Contributing to the BurdaStyle book seems like it happened yesterday—when in fact it’s already been over a year since I submitted the final sample to be photographed for the book. This project was a extremely fun one for me, and I can still remember how I felt when I was first approached about participating in the book: a mixture of excitement (my heart was pounding) and nervousness (I had never written for a big publication before).
Initially I was asked to submit design ideas for a number of garment variations, based on the original skirt and dress pattern. I was most enthusiastic about the dress: I have always loved how dresses make an instant outfit, and the BurdaStyle pattern I would be basing my design off of was a great, classic silhouette that lent itself well to a myriad of ideas.
I sent BurdaStyle a handful of sketches—I came up with quite a few ideas based on the dress; from simple to more complicated variations. All were keeping within my vintage-inspired aesthetic and ultimately the dress that was chosen was one I feel married both modern function with vintage charm. I especially love the color palette I had picked out for the dress I dubbed the “Beachcomber”: a cheerful, bright red with off-white contrast around the neckline, hem and pocket edges. This gave the dress a casual look, but I knew it was a style that would look equally well made up in a sumptuous silk or pretty linen print. It’s the sort of style that you could either allow the fabric to really become the focal point of the design, or opt for a simpler fabrication and pile on some fun accessories like a contrasting belt and a stack of bangles! Whether paired with some killer heels for a party dress, or something more casual for sightseeing on vacation, I felt like this design was a good balance of pretty and practicality.
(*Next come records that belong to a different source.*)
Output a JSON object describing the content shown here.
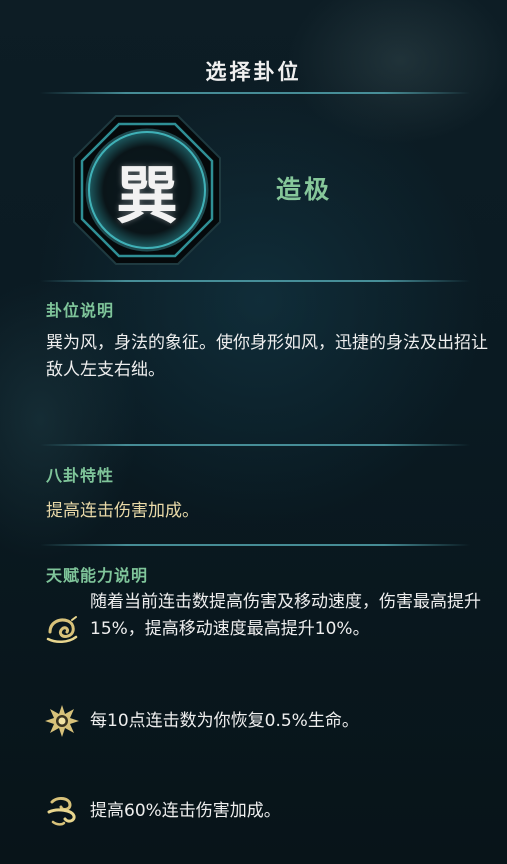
{
  "header": {
    "title": "选择卦位"
  },
  "trigram": {
    "symbol": "巽",
    "rank": "造极"
  },
  "description": {
    "label": "卦位说明",
    "text": "巽为风，身法的象征。使你身形如风，迅捷的身法及出招让敌人左支右绌。"
  },
  "trait": {
    "label": "八卦特性",
    "text": "提高连击伤害加成。"
  },
  "talents": {
    "label": "天赋能力说明",
    "items": [
      {
        "icon": "wind-swirl-icon",
        "text": "随着当前连击数提高伤害及移动速度，伤害最高提升15%，提高移动速度最高提升10%。"
      },
      {
        "icon": "sunburst-icon",
        "text": "每10点连击数为你恢复0.5%生命。"
      },
      {
        "icon": "gale-icon",
        "text": "提高60%连击伤害加成。"
      }
    ]
  },
  "colors": {
    "accent": "#7fc59a",
    "trait_text": "#e9d9a8",
    "icon_gold": "#d8c27a",
    "frame": "#2f8f95"
  }
}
But sketching and day dreaming about dress variations was only half the experience of contributing to this book! After the design had been selected, I had to document each step of how I made the dress and write out the instructions. I am no stranger to writing tutorials, as I post quite a few on my blog regularly, but this was on a scale that I had never tackled before. Explaining how to alter a pattern and then sew the resulting pieces up can be a bit tricky. But I enjoyed the process of having to document each step and then write it in a way that made sense not only to me, but potentially someone who was not as familiar with sewing.
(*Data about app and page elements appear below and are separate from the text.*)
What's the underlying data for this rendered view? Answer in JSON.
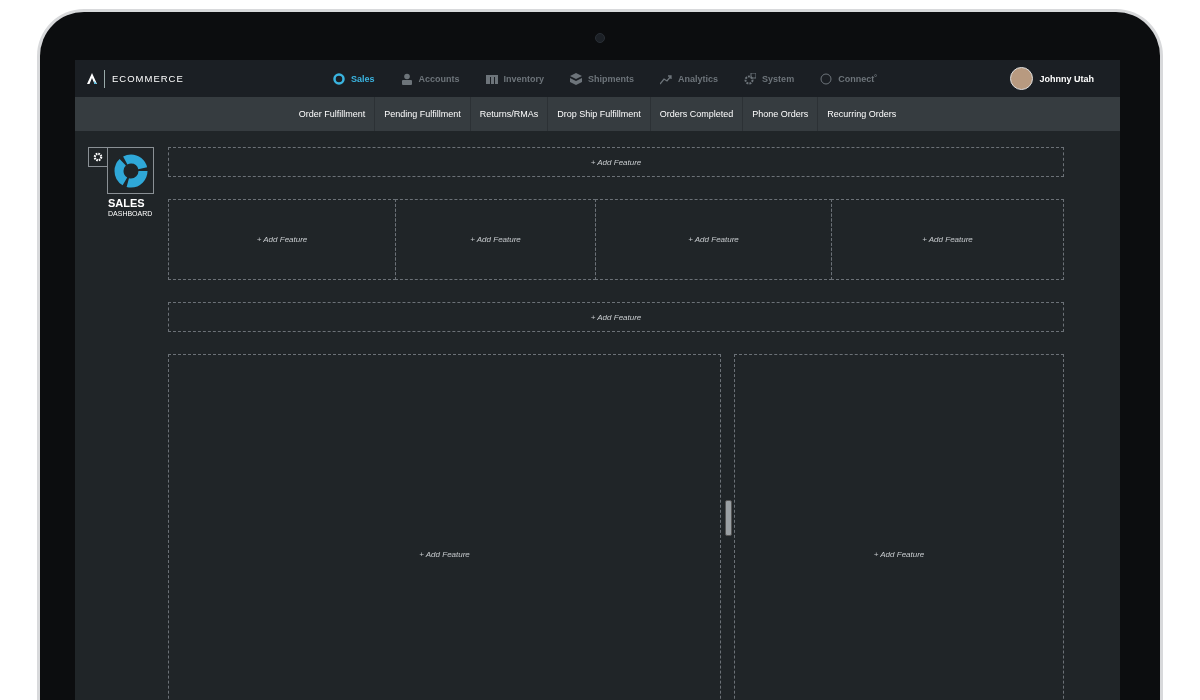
{
  "brand": {
    "name": "ECOMMERCE"
  },
  "nav": [
    {
      "label": "Sales",
      "kind": "sales",
      "selected": true
    },
    {
      "label": "Accounts",
      "kind": "accounts",
      "selected": false
    },
    {
      "label": "Inventory",
      "kind": "inventory",
      "selected": false
    },
    {
      "label": "Shipments",
      "kind": "shipments",
      "selected": false
    },
    {
      "label": "Analytics",
      "kind": "analytics",
      "selected": false
    },
    {
      "label": "System",
      "kind": "system",
      "selected": false
    },
    {
      "label": "Connect˚",
      "kind": "connect",
      "selected": false
    }
  ],
  "user": {
    "name": "Johnny Utah"
  },
  "subnav": [
    {
      "label": "Order Fulfillment"
    },
    {
      "label": "Pending Fulfillment"
    },
    {
      "label": "Returns/RMAs"
    },
    {
      "label": "Drop Ship Fulfillment"
    },
    {
      "label": "Orders Completed"
    },
    {
      "label": "Phone Orders"
    },
    {
      "label": "Recurring Orders"
    }
  ],
  "dashboard": {
    "title": "SALES",
    "subtitle": "DASHBOARD"
  },
  "rows": [
    {
      "kind": "banner",
      "slots": [
        "+ Add Feature"
      ]
    },
    {
      "kind": "quad",
      "slots": [
        "+ Add Feature",
        "+ Add Feature",
        "+ Add Feature",
        "+ Add Feature"
      ]
    },
    {
      "kind": "banner",
      "slots": [
        "+ Add Feature"
      ]
    },
    {
      "kind": "split",
      "slots": [
        "+ Add Feature",
        "+ Add Feature"
      ]
    }
  ]
}
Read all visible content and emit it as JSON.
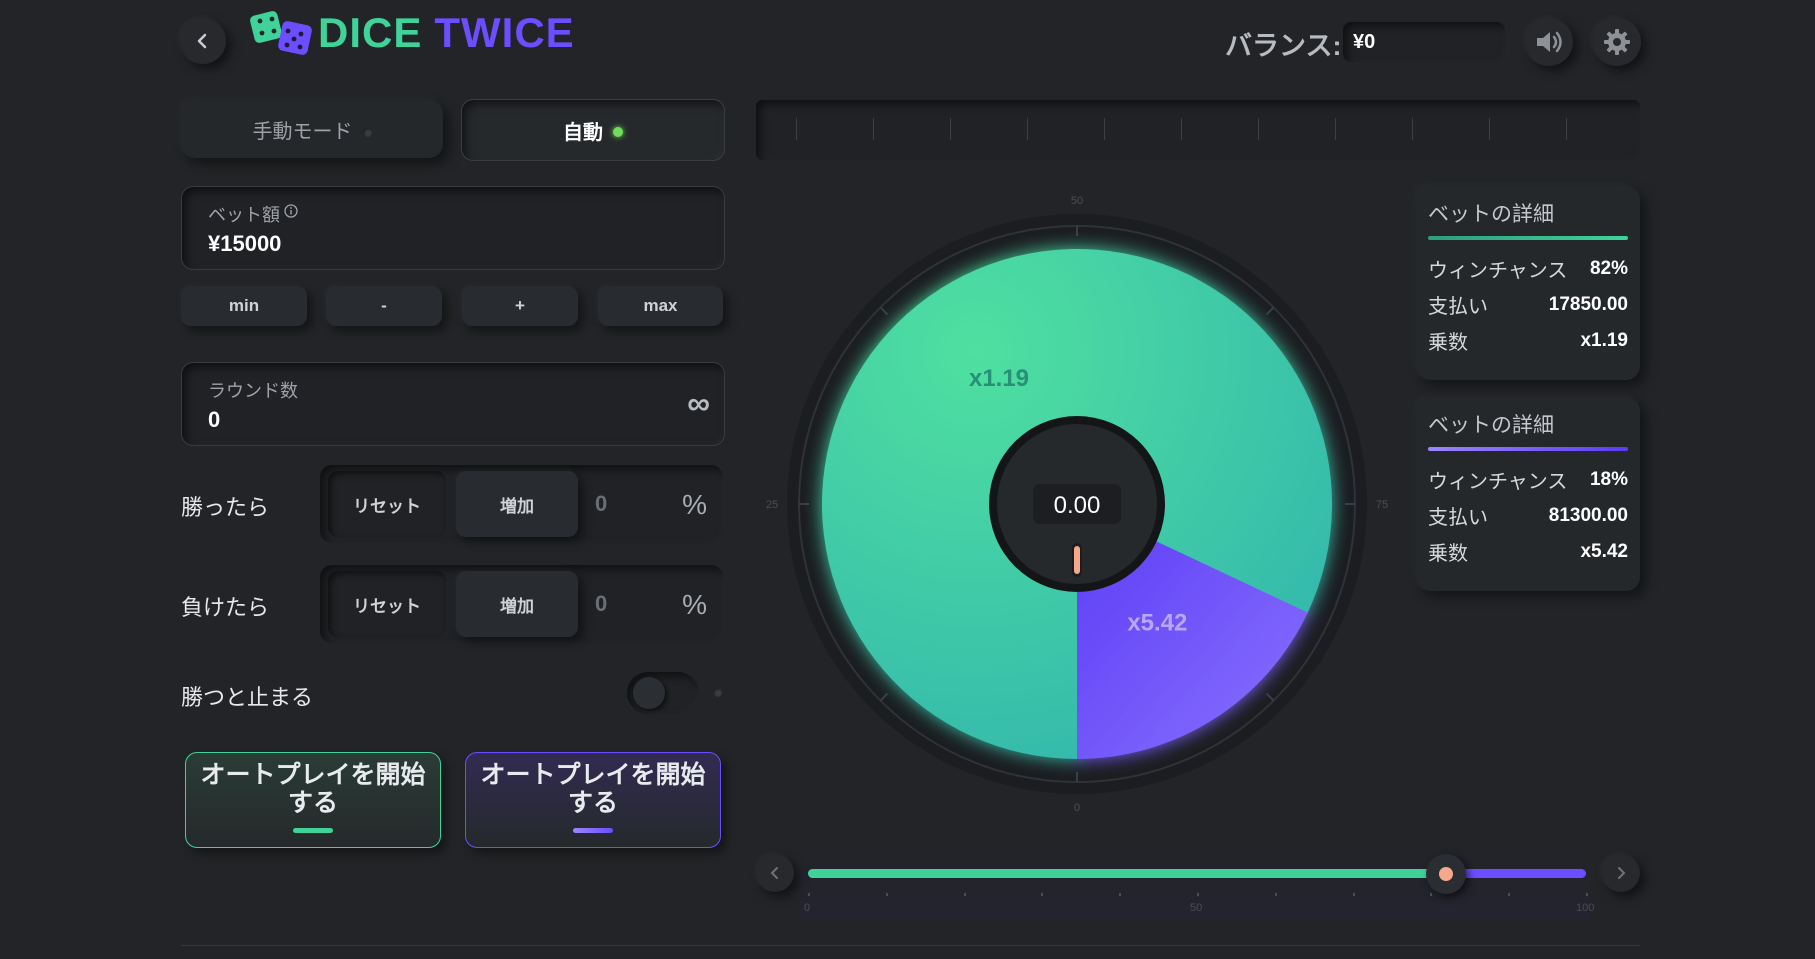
{
  "header": {
    "logo_part1": "DICE",
    "logo_part2": "TWICE",
    "balance_label": "バランス:",
    "balance_value": "¥0"
  },
  "mode_tabs": [
    {
      "label": "手動モード",
      "active": false
    },
    {
      "label": "自動",
      "active": true
    }
  ],
  "bet": {
    "label": "ベット額",
    "value": "¥15000",
    "buttons": [
      "min",
      "-",
      "+",
      "max"
    ]
  },
  "rounds": {
    "label": "ラウンド数",
    "value": "0",
    "infinity_symbol": "∞"
  },
  "on_win": {
    "label": "勝ったら",
    "reset_label": "リセット",
    "increase_label": "増加",
    "value": "0",
    "unit": "%"
  },
  "on_loss": {
    "label": "負けたら",
    "reset_label": "リセット",
    "increase_label": "増加",
    "value": "0",
    "unit": "%"
  },
  "stop_on_win": {
    "label": "勝つと止まる",
    "enabled": false
  },
  "autoplay_buttons": [
    {
      "label": "オートプレイを開始する",
      "color": "#3ed598"
    },
    {
      "label": "オートプレイを開始する",
      "color": "#6c4dff"
    }
  ],
  "wheel": {
    "center_value": "0.00",
    "scale_labels": [
      "50",
      "25",
      "75",
      "0"
    ],
    "segments": [
      {
        "label": "x1.19",
        "percent": 82,
        "color": "#3fd39a"
      },
      {
        "label": "x5.42",
        "percent": 18,
        "color": "#6c4dff"
      }
    ]
  },
  "bet_details": [
    {
      "title": "ベットの詳細",
      "accent": "#3fd39a",
      "win_chance_label": "ウィンチャンス",
      "win_chance": "82%",
      "payout_label": "支払い",
      "payout": "17850.00",
      "multiplier_label": "乗数",
      "multiplier": "x1.19"
    },
    {
      "title": "ベットの詳細",
      "accent": "#6c4dff",
      "win_chance_label": "ウィンチャンス",
      "win_chance": "18%",
      "payout_label": "支払い",
      "payout": "81300.00",
      "multiplier_label": "乗数",
      "multiplier": "x5.42"
    }
  ],
  "slider": {
    "value": 82,
    "min_label": "0",
    "mid_label": "50",
    "max_label": "100"
  },
  "colors": {
    "green": "#3fd39a",
    "purple": "#6c4dff",
    "background": "#222427",
    "thumb": "#f5a98a"
  },
  "icons": [
    "back-icon",
    "dice-logo-icon",
    "sound-icon",
    "gear-icon",
    "info-icon",
    "infinity-icon",
    "chevron-left-icon",
    "chevron-right-icon"
  ]
}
The opportunity to write and add my own variation to a book of patterns has been one of those amazing, once-in-a-blue-moon experiences. I learned so much from working with the BurdaStyle team, and even in just writing out instructions and sewing up my sample. It’s been an honor to be included in a sewing book that includes so many other beautiful pieces and variations by talented sewers from around the globe. I think this is going to be a very inspiring sewing book for sewers of all levels. I cannot wait to get my hands on a copy of the book and dive into some of the projects!